Parkinsons Disease

Parkinson's Disease: An Overview Image

Parkinson’s disease is a progressive and chronic disorder of the nervous system.

Parkinson’s (PD) results from the degeneration of dopamine-producing neurons in the substantia nigra — the “movement control center” of the brain.

Dopamine is a neurotransmitter, or chemical messenger, that participates in sending signals from the brain to the muscles that control motor movements, balance, muscle co-ordination, speech and emotional behavior. A lack of dopamine in the brain means that part of the vital communication link between brain and body is damaged.

Characteristic symptoms of Parkinson’s disease include tremors in the hands, legs, arms and face. Rigidity of limbs and torso, poor balance and co-ordination, impaired speech and dementia are also symptoms of Parkinson’s disease.

Parkinson Disease: Origins

Parkinson’s disease is named after the British doctor, James Parkinson, who first outlined the disease in “An Essay on the Shaking Palsy,” published in 1817. Records of the disease, however, date back to the 5th century BC.

Parkinson’s Disease: Facts and Figures

  • The two main types of Parkinson’s disease are: early-onset, before the age of fifty (five to ten percent of all cases); and late-onset, affecting the fifty-plus age group.
  • In the US, about one million people have been diagnosed with Parkinson’s, with about fifty thousand new diagnoses made each year.
  • Parkinson’s disease affects men and women about equally.
  • The cause or causes of Parkinson’s disease are unclear, although environmental and genetic links have been identified.

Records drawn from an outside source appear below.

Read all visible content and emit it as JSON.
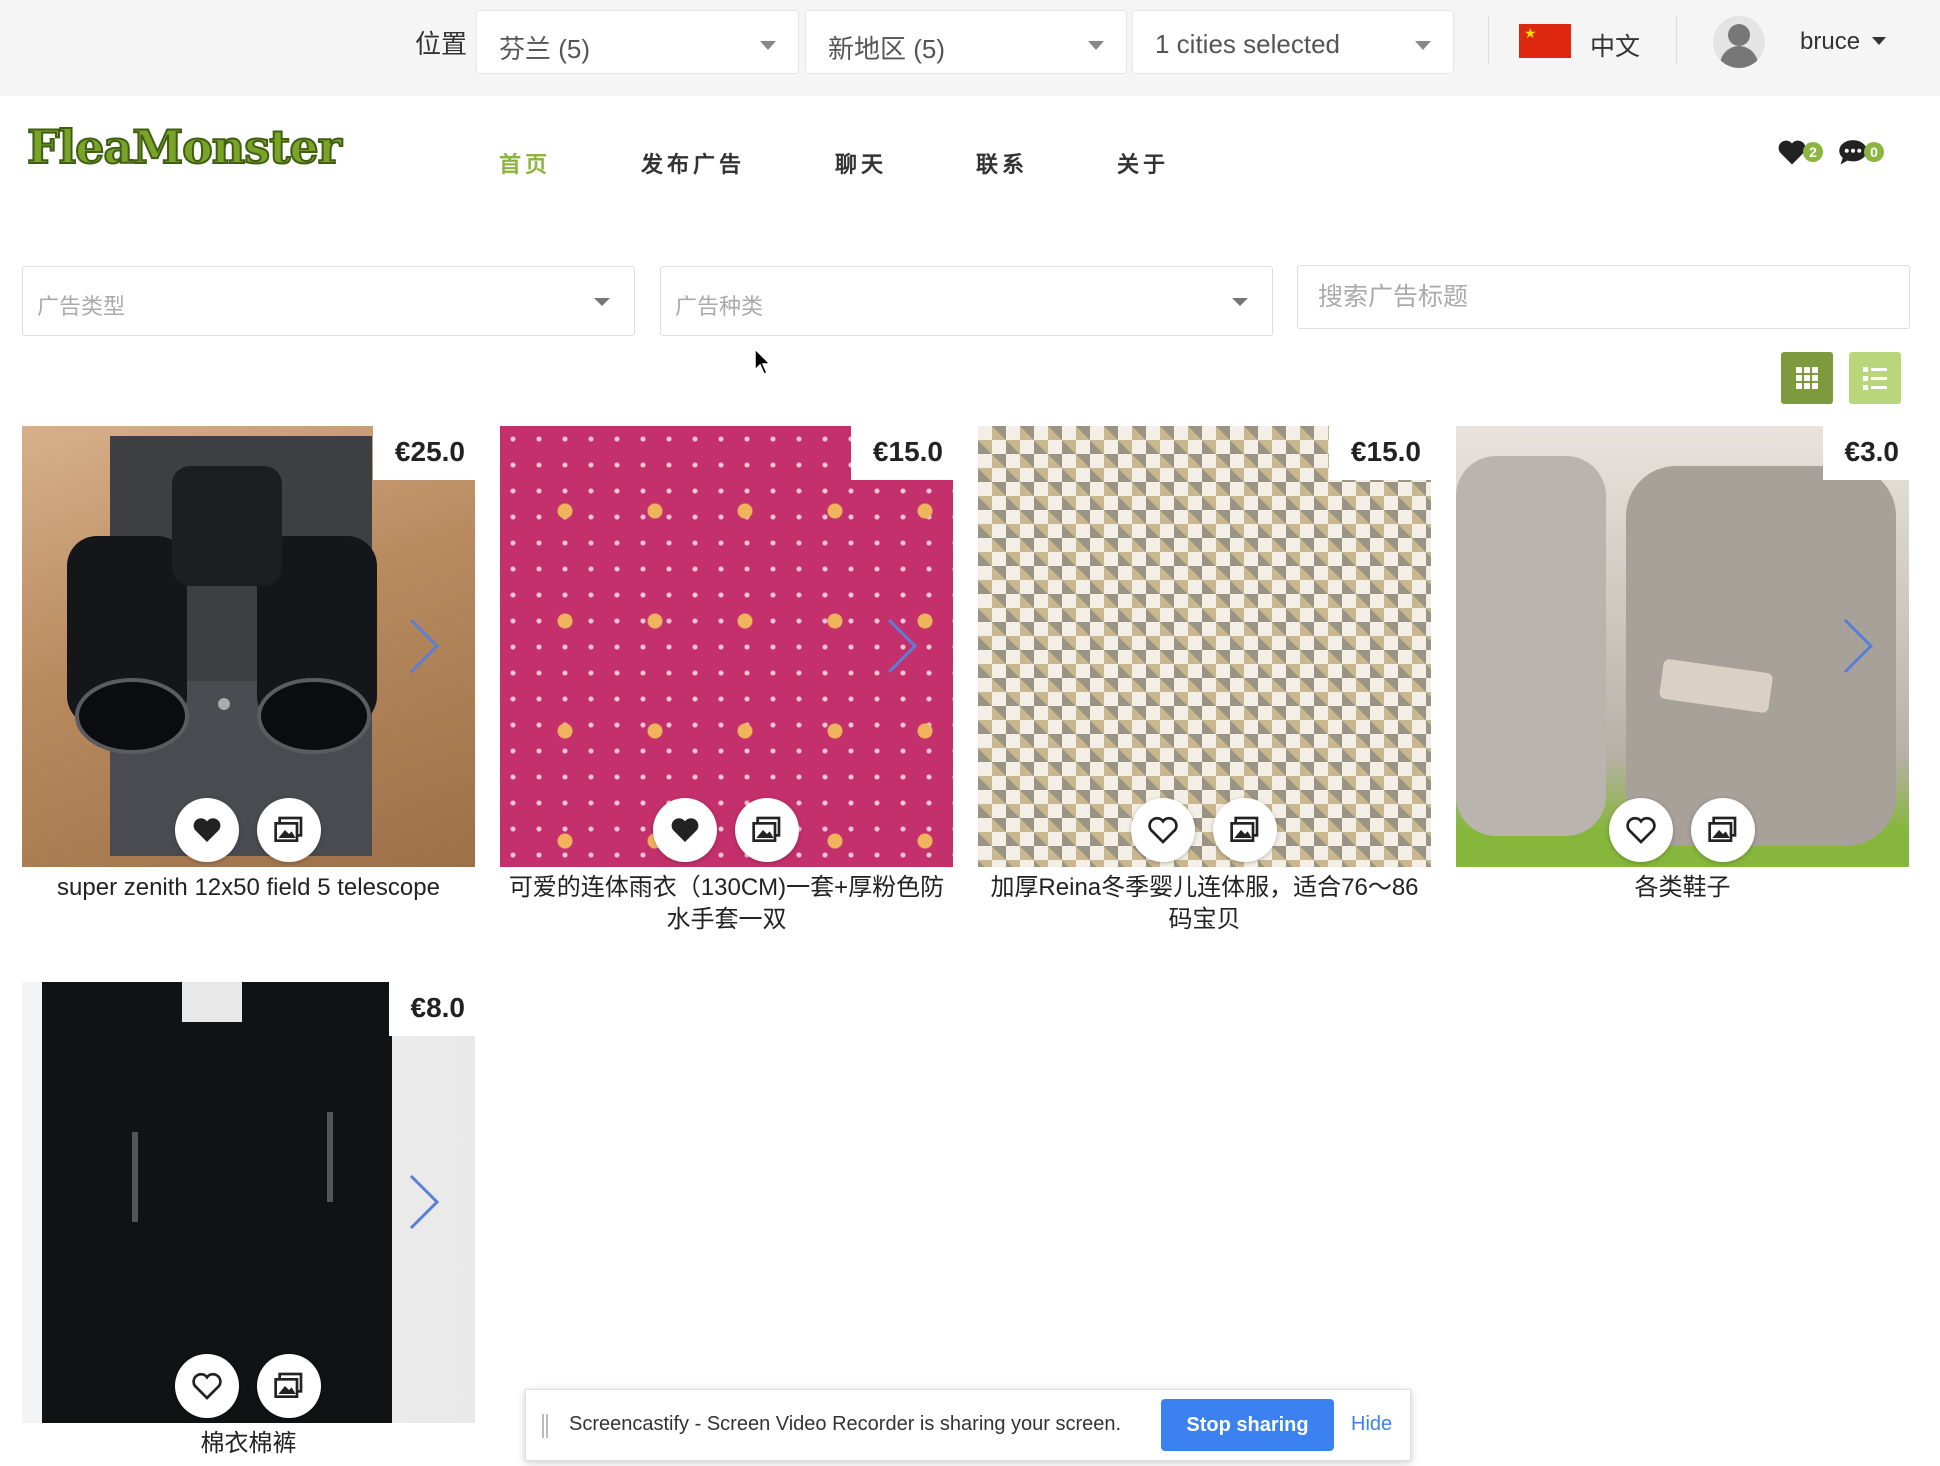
{
  "topbar": {
    "location_label": "位置",
    "country_select": "芬兰 (5)",
    "region_select": "新地区 (5)",
    "city_select": "1 cities selected",
    "language": "中文",
    "username": "bruce",
    "flag_color": "#de2910"
  },
  "nav": {
    "logo": "FleaMonster",
    "items": [
      {
        "label": "首页",
        "active": true
      },
      {
        "label": "发布广告",
        "active": false
      },
      {
        "label": "聊天",
        "active": false
      },
      {
        "label": "联系",
        "active": false
      },
      {
        "label": "关于",
        "active": false
      }
    ],
    "favorites_count": "2",
    "messages_count": "0",
    "accent_color": "#8cb43f"
  },
  "filters": {
    "ad_type_placeholder": "广告类型",
    "ad_category_placeholder": "广告种类",
    "search_placeholder": "搜索广告标题"
  },
  "listings": [
    {
      "price": "€25.0",
      "title": "super zenith 12x50 field 5 telescope",
      "favorited": true
    },
    {
      "price": "€15.0",
      "title": "可爱的连体雨衣（130CM)一套+厚粉色防水手套一双",
      "favorited": true
    },
    {
      "price": "€15.0",
      "title": "加厚Reina冬季婴儿连体服，适合76～86码宝贝",
      "favorited": false
    },
    {
      "price": "€3.0",
      "title": "各类鞋子",
      "favorited": false
    },
    {
      "price": "€8.0",
      "title": "棉衣棉裤",
      "favorited": false
    }
  ],
  "share_bar": {
    "message": "Screencastify - Screen Video Recorder is sharing your screen.",
    "stop_label": "Stop sharing",
    "hide_label": "Hide"
  }
}
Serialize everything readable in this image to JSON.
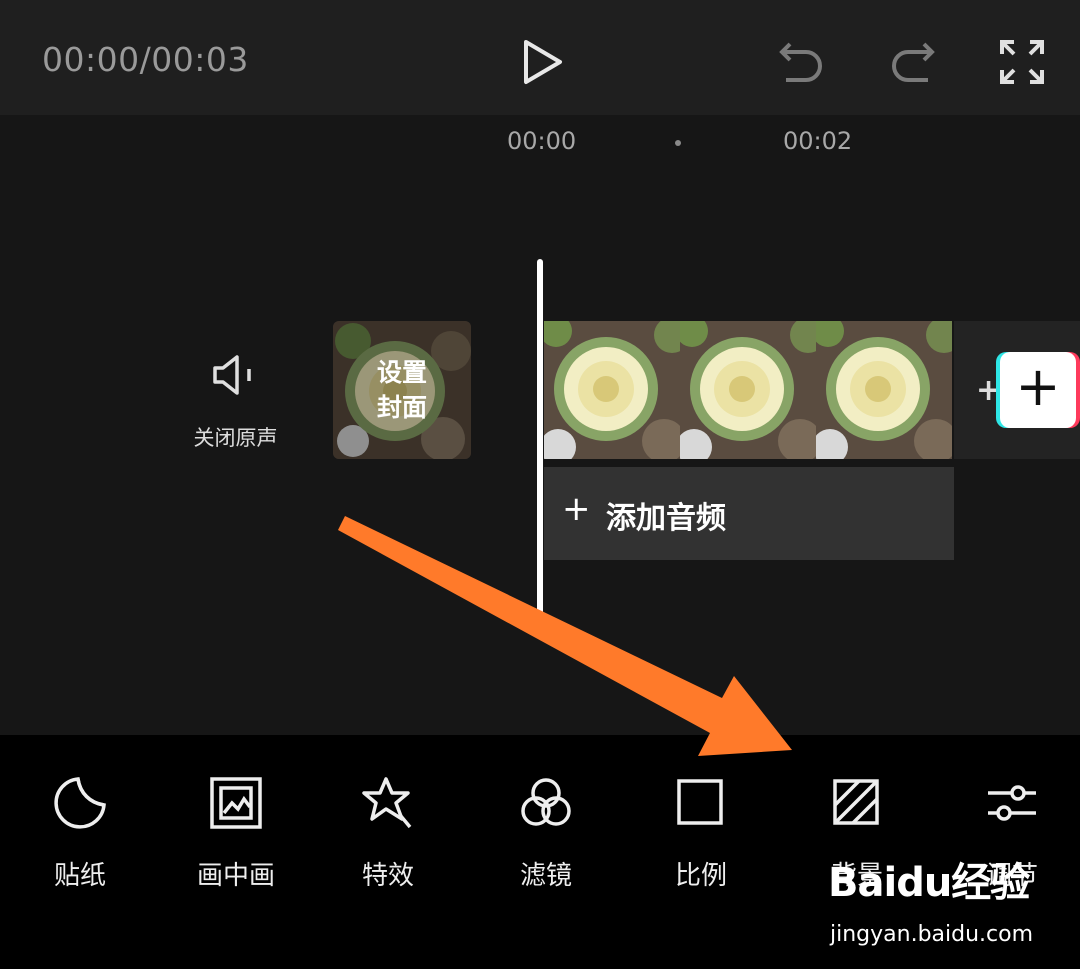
{
  "header": {
    "time_display": "00:00/00:03",
    "play_icon": "play-icon",
    "undo_icon": "undo-icon",
    "redo_icon": "redo-icon",
    "fullscreen_icon": "fullscreen-icon"
  },
  "timeline": {
    "ticks": [
      "00:00",
      "00:02"
    ],
    "mute_label": "关闭原声",
    "cover_label_line1": "设置",
    "cover_label_line2": "封面",
    "add_audio_label": "添加音频",
    "add_clip_symbol": "+",
    "add_audio_symbol": "+"
  },
  "toolbar": {
    "items": [
      {
        "label": "贴纸",
        "icon": "sticker-icon"
      },
      {
        "label": "画中画",
        "icon": "picture-in-picture-icon"
      },
      {
        "label": "特效",
        "icon": "effects-star-icon"
      },
      {
        "label": "滤镜",
        "icon": "filter-icon"
      },
      {
        "label": "比例",
        "icon": "ratio-icon"
      },
      {
        "label": "背景",
        "icon": "background-icon"
      },
      {
        "label": "调节",
        "icon": "adjust-sliders-icon"
      }
    ]
  },
  "watermark": {
    "logo": "Baidu经验",
    "url": "jingyan.baidu.com"
  },
  "colors": {
    "arrow": "#ff7a2a",
    "background": "#151515",
    "toolbar": "#000000"
  }
}
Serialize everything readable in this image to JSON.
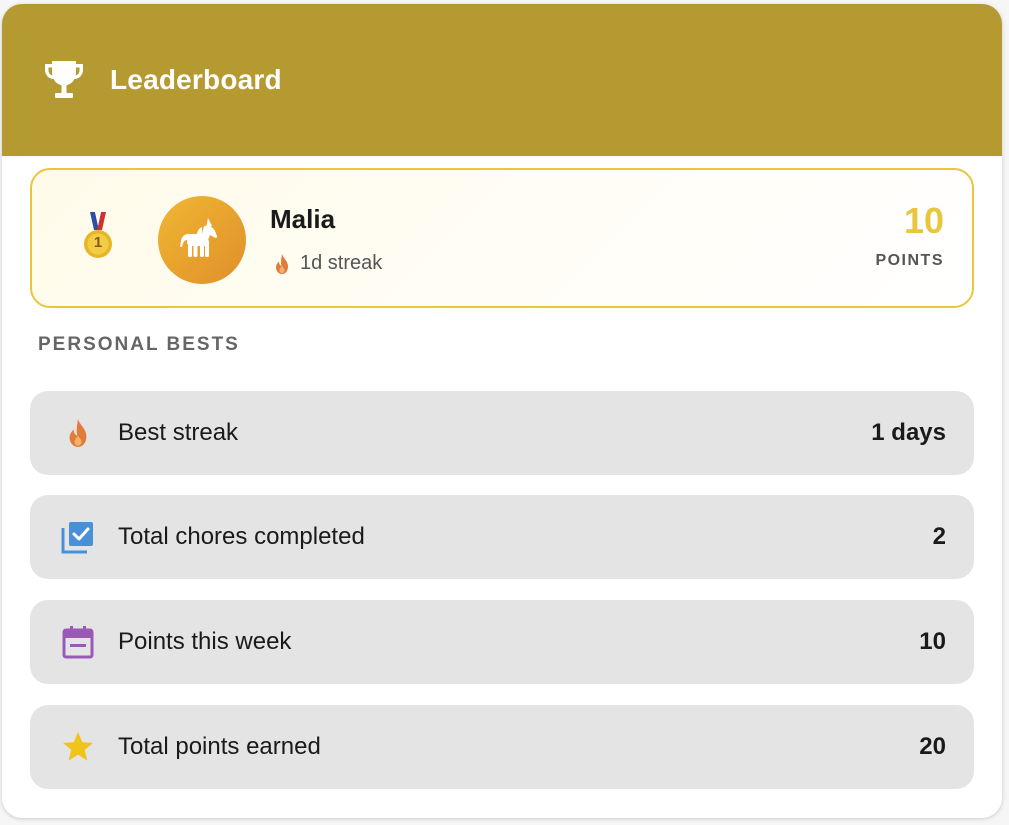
{
  "colors": {
    "header_bg": "#b59a32",
    "accent_gold": "#e8c63e",
    "flame": "#e07b3a",
    "chores_blue": "#4a90d9",
    "calendar_purple": "#9b59b6",
    "star_yellow": "#f0c419",
    "row_bg": "#e4e4e4"
  },
  "header": {
    "icon": "trophy-icon",
    "title": "Leaderboard"
  },
  "leader": {
    "rank_icon": "first-place-medal-icon",
    "rank": "1",
    "avatar_icon": "unicorn-icon",
    "name": "Malia",
    "streak_icon": "flame-icon",
    "streak": "1d streak",
    "points": "10",
    "points_label": "POINTS"
  },
  "personal_bests": {
    "title": "PERSONAL BESTS",
    "items": [
      {
        "icon": "flame-icon",
        "label": "Best streak",
        "value": "1 days"
      },
      {
        "icon": "chores-check-icon",
        "label": "Total chores completed",
        "value": "2"
      },
      {
        "icon": "calendar-icon",
        "label": "Points this week",
        "value": "10"
      },
      {
        "icon": "star-icon",
        "label": "Total points earned",
        "value": "20"
      }
    ]
  }
}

Although no cure for Parkinson’s disease is currently available, recent studies, notably in the area of stem cell research, point to a better understanding of the bio-mechanics of this debilitating disease.